WASHINGTON: President Barack Obama has decided to keep 8,400 US troops in Afghanistan through 2016. There are 9,800 troops currently in the country and the initial plan was to leave 5,500 there through the end of the year.
“Our forces are now focused on two narrow missions: training and advising Afghan forces and supporting counter-terrorist operations,” Mr Obama said during an address from the White House on Wednesday.
“Over the past year and a half, 38 Americans ... have given their lives in Afghanistan for our security. We honour their sacrifice.”
President Obama had originally planned to withdraw all combat troops from Afghanistan by the end of 2014 but changed that plan after his field commanders warned that doing so could have dangerous consequences.
He then announced his plan to keep 5,500 troops till the end of his second and final tenure but now that plan too has been revised, apparently on recommendations from Defence Secretary Ashton B. Carter and senior US military commanders.
Later, a White House official told journalists that new US counter-terrorism missions in Afghanistan will continue to target Al Qaeda and the militant Islamic State group and other groups deemed as terrorist organisations in the region.
Last month, President Obama gave news powers to US troops in Afghanistan, allowing them to participate in combat missions in support of Afghan security forces. He also authorised US air strikes in Afghanistan, which led to recent drone attacks at militant targets.
Commenting on these decisions, the US media noted that President Obama was engaging in subtle messaging to both the Afghan government and the Taliban. To the Afghan government, he is sending the message that while American support will remain strong, it will not continue indefinitely.
The message to the Taliban is: You cannot outlast the United States. Negotiation is your only option.
“I’ve made it clear that I will not allow Afghanistan to be used as safe haven for terrorists to attack our nation again,” Mr Obama said in his address. “Even as we remain relentless against those who threaten us, we are no longer engaged in a major ground war in Afghanistan”.
On Thursday, Secretary Carter told reporters that the Pentagon was still finalising how many US counter-terrorism troops will be deployed and how operations will be funded.
He said that advising Afghan forces and carrying out counter-terrorism operations will both remain US priorities.
Of the 9,800 US troops in Afghanistan, some 6,950 are focused on the advising mission, known as Resolute Support, and more than 2,000 involved in counter-terrorism missions in an operation known as Freedom’s Sentinel.
The decision to keep more troops in Afghanistan was announced just a day before President Obama flew to Warsaw to attend the Nato Summit.

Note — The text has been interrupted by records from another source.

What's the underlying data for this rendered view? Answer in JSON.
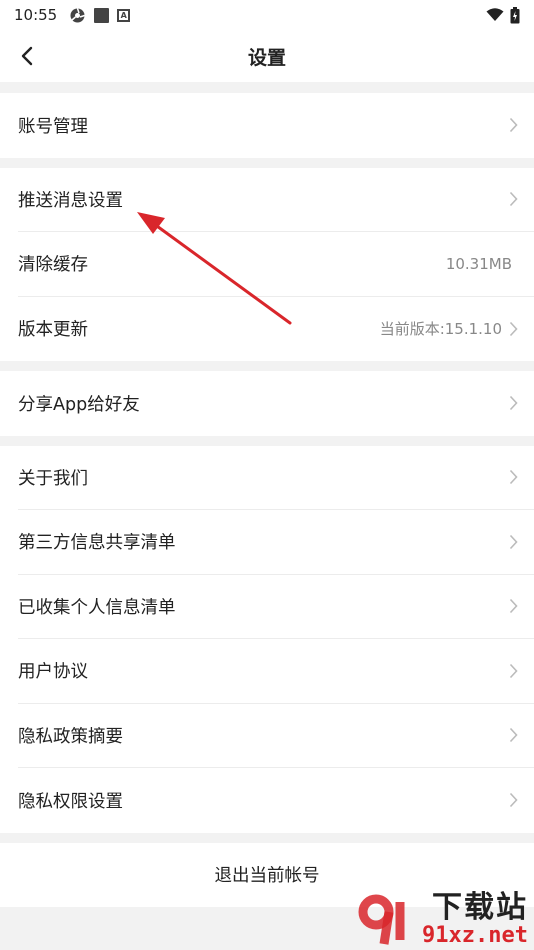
{
  "status_bar": {
    "time": "10:55"
  },
  "nav": {
    "title": "设置"
  },
  "groups": [
    {
      "items": [
        {
          "label": "账号管理"
        }
      ]
    },
    {
      "items": [
        {
          "label": "推送消息设置"
        },
        {
          "label": "清除缓存",
          "value": "10.31MB"
        },
        {
          "label": "版本更新",
          "value": "当前版本:15.1.10"
        }
      ]
    },
    {
      "items": [
        {
          "label": "分享App给好友"
        }
      ]
    },
    {
      "items": [
        {
          "label": "关于我们"
        },
        {
          "label": "第三方信息共享清单"
        },
        {
          "label": "已收集个人信息清单"
        },
        {
          "label": "用户协议"
        },
        {
          "label": "隐私政策摘要"
        },
        {
          "label": "隐私权限设置"
        }
      ]
    }
  ],
  "logout": {
    "label": "退出当前帐号"
  },
  "watermark": {
    "top": "下载站",
    "bottom": "91xz.net"
  },
  "colors": {
    "annotation_arrow": "#d9262b",
    "page_bg": "#f2f2f2"
  }
}
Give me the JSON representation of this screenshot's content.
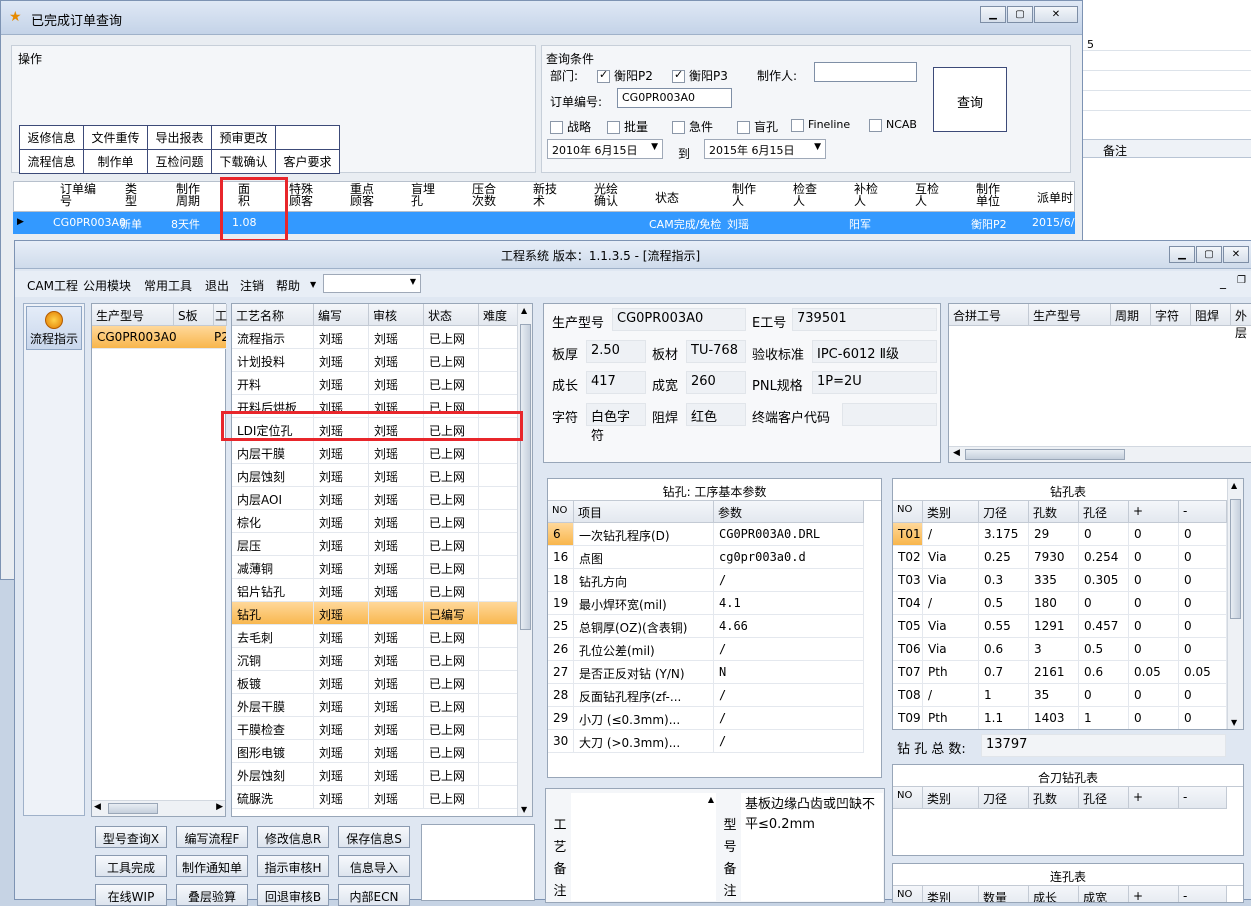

Reports from Warsaw suggest that the United States is urging its Nato allies to continue supporting the US mission in Afghanistan.
Last month, President Obama removed the restrictions that barred US support forces from actively fighting against Taliban militants. New powers allow US commanders to order air strikes against Taliban targets as they see fit, rather than being limited to an as-necessary basis.
He also allowed American ground forces to accompany Afghan government fighters into combat — something they haven’t formally been allowed to do for almost two years.
Reports from Afghanistan suggest that US troops have participants in recent fights against the Taliban.
Since first landing in Afghanistan in 2001, following 9/11, the American military has attempted to set up a stable government and an Afghan military, capable of resisting the Taliban on their own.
Explaining his decision to keep more troops in Afghanistan than originally planned, President Obama said that it was not just his desire to do so but the Afghan government and the Afghan also “support a long-term strategic partnership with the United States.”
He also referred to “another milestone” in the US-led war in that region, the removal of Taliban leader Mullah Akhtar Mansur in Balochistan on May 21.
Published in Dawn, July 9th, 2016